:: Material for the task ::

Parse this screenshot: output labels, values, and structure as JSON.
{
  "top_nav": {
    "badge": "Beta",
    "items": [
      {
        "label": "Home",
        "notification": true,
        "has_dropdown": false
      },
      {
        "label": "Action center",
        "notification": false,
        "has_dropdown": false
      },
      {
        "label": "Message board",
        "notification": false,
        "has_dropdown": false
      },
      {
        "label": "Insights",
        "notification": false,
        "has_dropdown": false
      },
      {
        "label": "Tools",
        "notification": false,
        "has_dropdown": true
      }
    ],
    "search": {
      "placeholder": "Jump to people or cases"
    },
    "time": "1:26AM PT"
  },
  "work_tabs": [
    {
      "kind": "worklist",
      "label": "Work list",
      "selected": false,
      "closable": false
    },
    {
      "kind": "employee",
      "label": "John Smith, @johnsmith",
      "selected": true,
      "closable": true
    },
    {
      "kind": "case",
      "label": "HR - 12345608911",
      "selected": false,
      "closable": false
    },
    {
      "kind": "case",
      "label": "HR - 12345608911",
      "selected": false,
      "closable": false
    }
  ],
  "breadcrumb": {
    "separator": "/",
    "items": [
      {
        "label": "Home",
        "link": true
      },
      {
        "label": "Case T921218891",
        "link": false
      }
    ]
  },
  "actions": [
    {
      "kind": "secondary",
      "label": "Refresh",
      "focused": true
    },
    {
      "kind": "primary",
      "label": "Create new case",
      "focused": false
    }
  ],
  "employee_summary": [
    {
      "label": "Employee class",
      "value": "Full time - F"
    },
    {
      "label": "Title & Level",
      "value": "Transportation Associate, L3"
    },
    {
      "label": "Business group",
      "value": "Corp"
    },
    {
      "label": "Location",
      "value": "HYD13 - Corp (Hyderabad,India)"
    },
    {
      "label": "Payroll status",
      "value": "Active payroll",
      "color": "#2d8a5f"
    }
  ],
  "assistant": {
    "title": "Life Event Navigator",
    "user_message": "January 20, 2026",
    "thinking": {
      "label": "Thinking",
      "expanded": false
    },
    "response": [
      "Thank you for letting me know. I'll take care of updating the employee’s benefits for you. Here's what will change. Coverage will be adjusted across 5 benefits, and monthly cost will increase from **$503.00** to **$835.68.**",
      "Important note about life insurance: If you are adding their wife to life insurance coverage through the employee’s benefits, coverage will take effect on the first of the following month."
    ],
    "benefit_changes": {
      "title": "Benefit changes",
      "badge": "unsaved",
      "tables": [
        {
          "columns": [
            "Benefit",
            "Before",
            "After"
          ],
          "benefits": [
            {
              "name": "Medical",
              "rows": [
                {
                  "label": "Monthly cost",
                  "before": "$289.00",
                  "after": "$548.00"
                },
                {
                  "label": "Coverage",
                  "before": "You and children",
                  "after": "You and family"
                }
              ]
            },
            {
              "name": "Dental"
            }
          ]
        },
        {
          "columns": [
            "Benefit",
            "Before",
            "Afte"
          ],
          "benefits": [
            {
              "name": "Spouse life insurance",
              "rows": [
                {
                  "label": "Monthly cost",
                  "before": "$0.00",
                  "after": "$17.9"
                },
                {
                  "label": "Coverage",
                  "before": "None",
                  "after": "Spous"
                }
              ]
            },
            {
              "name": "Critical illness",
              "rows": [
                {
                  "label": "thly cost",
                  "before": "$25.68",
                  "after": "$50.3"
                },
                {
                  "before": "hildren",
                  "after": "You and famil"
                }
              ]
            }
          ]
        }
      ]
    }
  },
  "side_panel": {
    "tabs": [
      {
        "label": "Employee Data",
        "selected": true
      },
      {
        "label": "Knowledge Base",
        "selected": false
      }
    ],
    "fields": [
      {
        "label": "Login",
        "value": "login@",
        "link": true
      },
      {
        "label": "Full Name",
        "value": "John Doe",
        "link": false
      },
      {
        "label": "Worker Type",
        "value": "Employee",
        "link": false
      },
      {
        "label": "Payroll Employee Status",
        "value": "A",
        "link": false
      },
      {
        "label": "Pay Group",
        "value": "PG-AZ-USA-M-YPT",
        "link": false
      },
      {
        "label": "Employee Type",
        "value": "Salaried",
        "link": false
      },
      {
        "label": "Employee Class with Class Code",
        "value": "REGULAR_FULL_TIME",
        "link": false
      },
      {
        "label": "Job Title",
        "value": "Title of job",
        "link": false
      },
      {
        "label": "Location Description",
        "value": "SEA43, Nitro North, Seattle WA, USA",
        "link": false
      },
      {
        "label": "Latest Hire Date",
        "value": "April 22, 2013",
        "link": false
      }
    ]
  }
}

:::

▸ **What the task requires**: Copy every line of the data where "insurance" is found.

▸ **Expected output**:
      "Important note about life insurance: If you are adding their wife to life insurance coverage through the employee’s benefits, coverage will take effect on the first of the following month."
              "name": "Spouse life insurance",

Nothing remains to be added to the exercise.